As profitable as these films are, it's probably unrealistic to expect Paramount to produce a definitive conclusion before the box office totally bottoms out. The problem is that three films of build-up demanded a more meaningful climax to the Hunter story. Basically, the film ends right before the true climax should begin, giving the audience a massive case of blue balls.
Other writing issues:
Why do Alex's parents agree to take in Robbie? Alex's mother meets Robbie's mother Katie only once, briefly. How many of you would taken in a strange kid belonging to a neighbor whom you met for only three minutes once.
How the hell did Hunter come to be adopted by the family as Wyatt? There's a big red herring in that we're clearly set up to think that Robbie is actually Hunter, but as it turns out, Wyatt is revealed to be Katie's nephew. This unfortunately leads us to wonder how Hunter ended up going from being in Katie's clutches at the end of the second film, to going into the adoption system. There are some indications that Katie had to wait until Hunter was of age so that the pact could be completed, so that at least explains why he wasn't delivered to the demon immediately. Yet I can't figure out how or why she would have lost custody of the kid without revealing herself to the authorities in the process.
As for Robbie's real identity, I'm presuming that Katie was pregnant when she got possessed and that the boy is her actual son. I'm going to further suppose that since Robbie was the second male child born to that family line that he couldn't be offered up to the demon to fulfill the pact.
Why does Alex stop watching the videos? Alex and her boyfriend are smart enough to rig up a surveilance system that basically turns every laptop in the house into a hidden camera. For about 2/3 of the film, we see them dilligently reviewing the footage and finding evidence of weird stuff. Then, when things become a little less ambiguous (i.e. the knife incident), Alex conveniently stops reviewing the tapes.
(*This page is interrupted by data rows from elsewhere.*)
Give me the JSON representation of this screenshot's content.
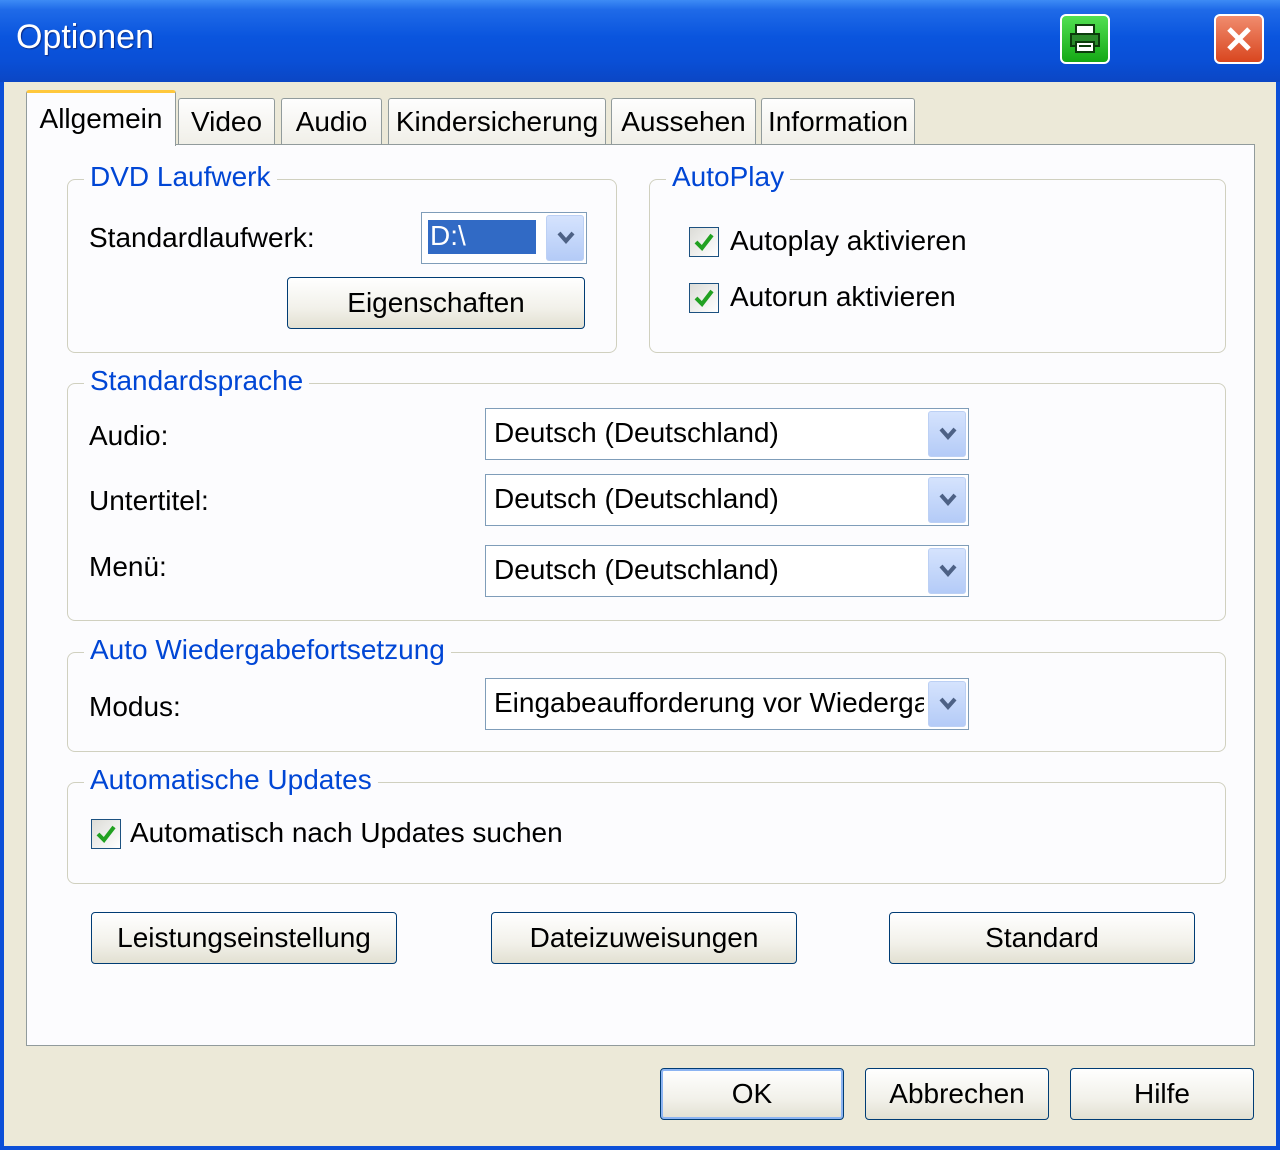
{
  "window": {
    "title": "Optionen"
  },
  "tabs": [
    "Allgemein",
    "Video",
    "Audio",
    "Kindersicherung",
    "Aussehen",
    "Information"
  ],
  "dvd_drive": {
    "legend": "DVD Laufwerk",
    "drive_label": "Standardlaufwerk:",
    "drive_value": "D:\\",
    "properties_button": "Eigenschaften"
  },
  "autoplay": {
    "legend": "AutoPlay",
    "autoplay_label": "Autoplay aktivieren",
    "autoplay_checked": true,
    "autorun_label": "Autorun aktivieren",
    "autorun_checked": true
  },
  "default_language": {
    "legend": "Standardsprache",
    "audio_label": "Audio:",
    "audio_value": "Deutsch (Deutschland)",
    "subtitle_label": "Untertitel:",
    "subtitle_value": "Deutsch (Deutschland)",
    "menu_label": "Menü:",
    "menu_value": "Deutsch (Deutschland)"
  },
  "auto_resume": {
    "legend": "Auto Wiedergabefortsetzung",
    "mode_label": "Modus:",
    "mode_value": "Eingabeaufforderung vor Wiedergal"
  },
  "auto_updates": {
    "legend": "Automatische Updates",
    "check_label": "Automatisch nach Updates suchen",
    "checked": true
  },
  "panel_buttons": {
    "performance": "Leistungseinstellung",
    "file_assoc": "Dateizuweisungen",
    "standard": "Standard"
  },
  "dialog_buttons": {
    "ok": "OK",
    "cancel": "Abbrechen",
    "help": "Hilfe"
  },
  "colors": {
    "titlebar": "#0a55de",
    "legend": "#0046d5",
    "dialog_bg": "#ece9d8",
    "check": "#21a121"
  }
}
The script tries to cover this by showing Alex having trouble logging in, but that's a fix that actually makes the problem worse because it creates an unanswered question about why Alex's password has suddenly been changed. (Maybe you could argue one of the kids did it under the direction of the demon, but then why not just turn off the cameras or trash the laptop altogether?)
Was Katie really in the hospital? If so, what was wrong with her? If not, why was she faking? Robbie ends up with Alex's family because his mom Katie becomes sick under strange circumstances. Not only is her condition never explained beyond this, but Alex points out that Katie doesn't look like someone who was sick. That line seems designed to make us suspect there's more to her illness than meets the eye - but we know that at a minimum, there was an ambulance that took her away. We get zero clue to what she was sick with. It's just a weak plot device designed to isolate Robbie.
The arrival of the coven members also doesn't make much sense. Since Katie obviously knows all of these people, why wouldn't one of them take Robbie in? Are all of these holes supposed to lead us to the conclusion that Katie went to these lengths to plant Robbie in with Alex's family, knowing he'd make contact with Hunter? Surely there had to be easier ways to insinuate oneself with that family. (A good start? Try not acting like a fucking weirdo. Just knock on the door and say "Hi, I'm Katie. My son and I are new to the neighborhood and I thought it'd be good for Robbie to play with boys his own age.")
Those are the biggest issues with regard to the script's internal logic. I have a few others, but they start to enter the realm of nitpicking. Did you guys see it this weekend? What did you think?
Help us Kickstart Tenspotting
1 year ago